- Try it:
Find how many lines below hold "JSON", and give that number as the entire answer.

+-------+

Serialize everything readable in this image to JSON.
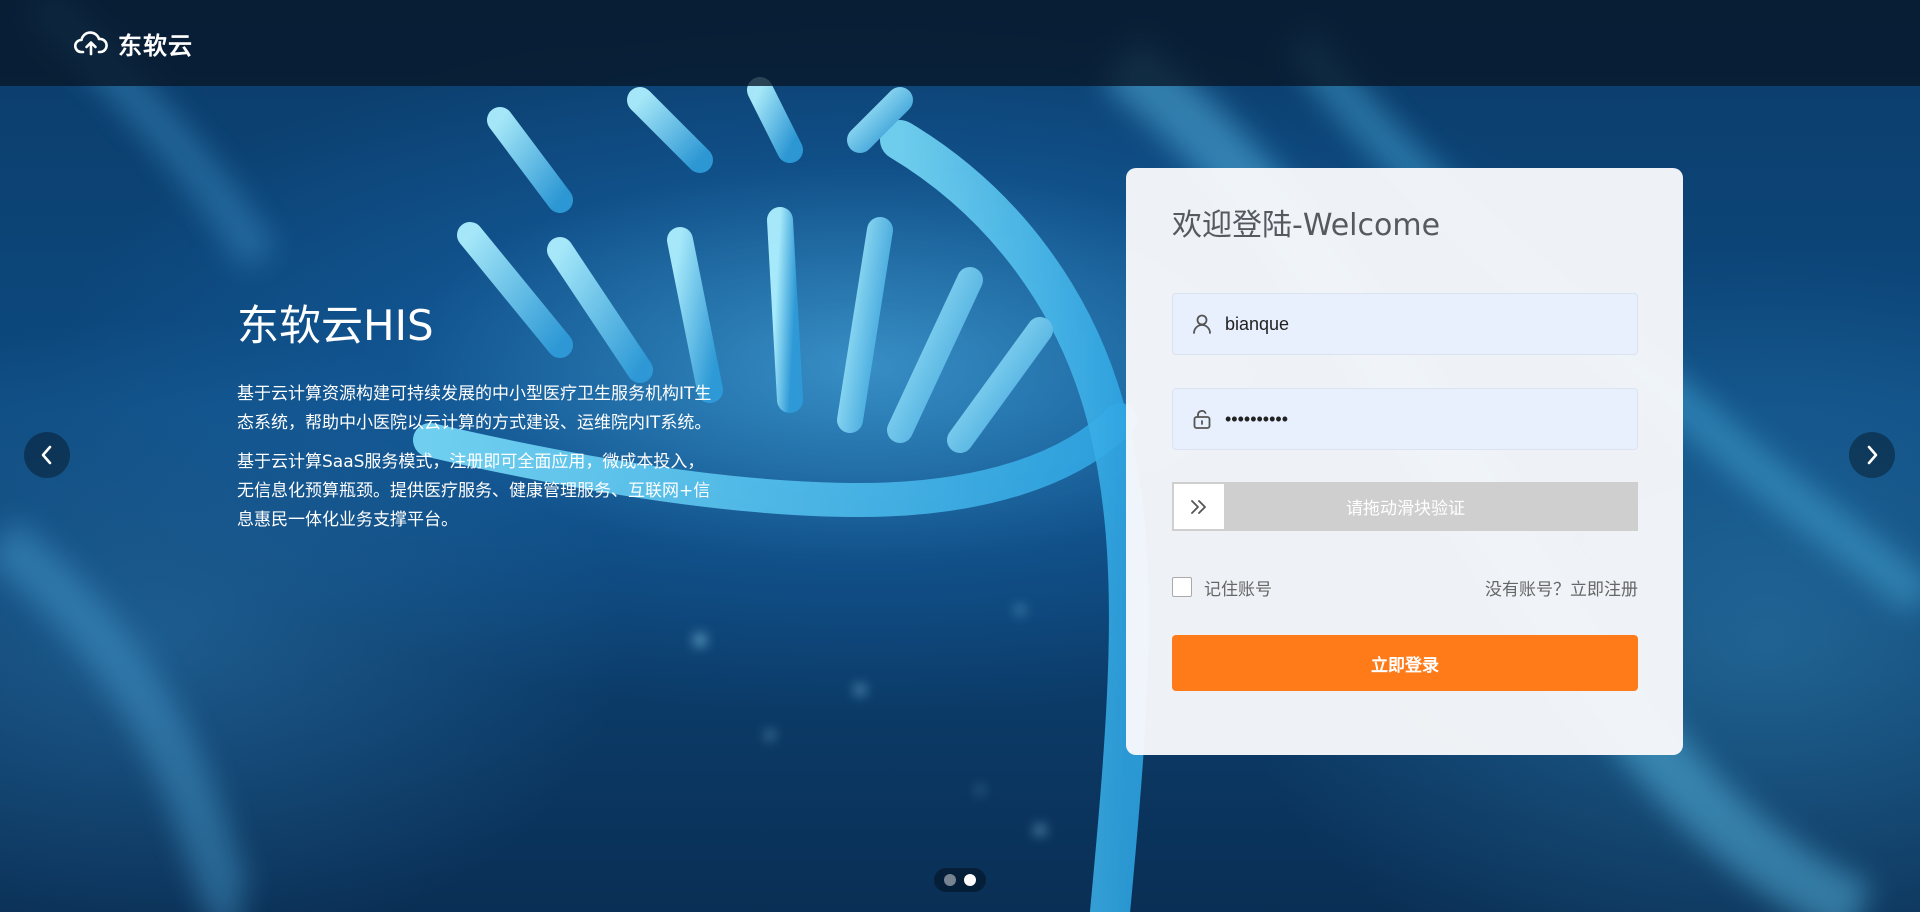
{
  "header": {
    "brand_name": "东软云",
    "brand_icon": "cloud-upload-icon"
  },
  "hero": {
    "title": "东软云HIS",
    "paragraph1": "基于云计算资源构建可持续发展的中小型医疗卫生服务机构IT生态系统，帮助中小医院以云计算的方式建设、运维院内IT系统。",
    "paragraph2": "基于云计算SaaS服务模式，注册即可全面应用，微成本投入，无信息化预算瓶颈。提供医疗服务、健康管理服务、互联网+信息惠民一体化业务支撑平台。"
  },
  "carousel": {
    "prev_icon": "chevron-left-icon",
    "next_icon": "chevron-right-icon",
    "slide_count": 2,
    "active_slide": 2
  },
  "login": {
    "title": "欢迎登陆-Welcome",
    "username_value": "bianque",
    "password_value": "••••••••••",
    "slider_text": "请拖动滑块验证",
    "remember_label": "记住账号",
    "register_text": "没有账号？立即注册",
    "submit_label": "立即登录"
  },
  "colors": {
    "accent": "#ff7b1a",
    "input_bg": "#e8effd",
    "slider_bg": "#cfcfcf"
  }
}
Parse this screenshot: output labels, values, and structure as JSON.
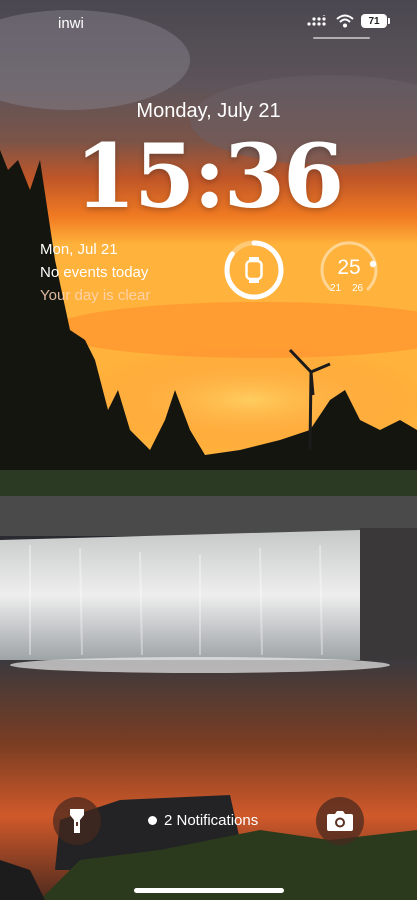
{
  "status": {
    "carrier": "inwi",
    "battery": "71",
    "icons": [
      "signal-dots-icon",
      "wifi-icon",
      "battery-icon"
    ]
  },
  "lockscreen": {
    "date": "Monday, July 21",
    "time": "15:36"
  },
  "calendar_widget": {
    "date": "Mon, Jul 21",
    "events": "No events today",
    "subtitle": "Your day is clear"
  },
  "watch_widget": {
    "icon": "watch-icon",
    "battery_level": 0.85
  },
  "weather_widget": {
    "temperature": "25",
    "low": "21",
    "high": "26"
  },
  "bottom": {
    "flashlight_icon": "flashlight-icon",
    "camera_icon": "camera-icon",
    "notifications": "2 Notifications"
  },
  "colors": {
    "sky_top": "#4b4850",
    "sunset_orange": "#ef6a1d",
    "sunset_glow": "#ffb13a",
    "button_bg": "#46281e"
  }
}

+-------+

- Exercise answer:
2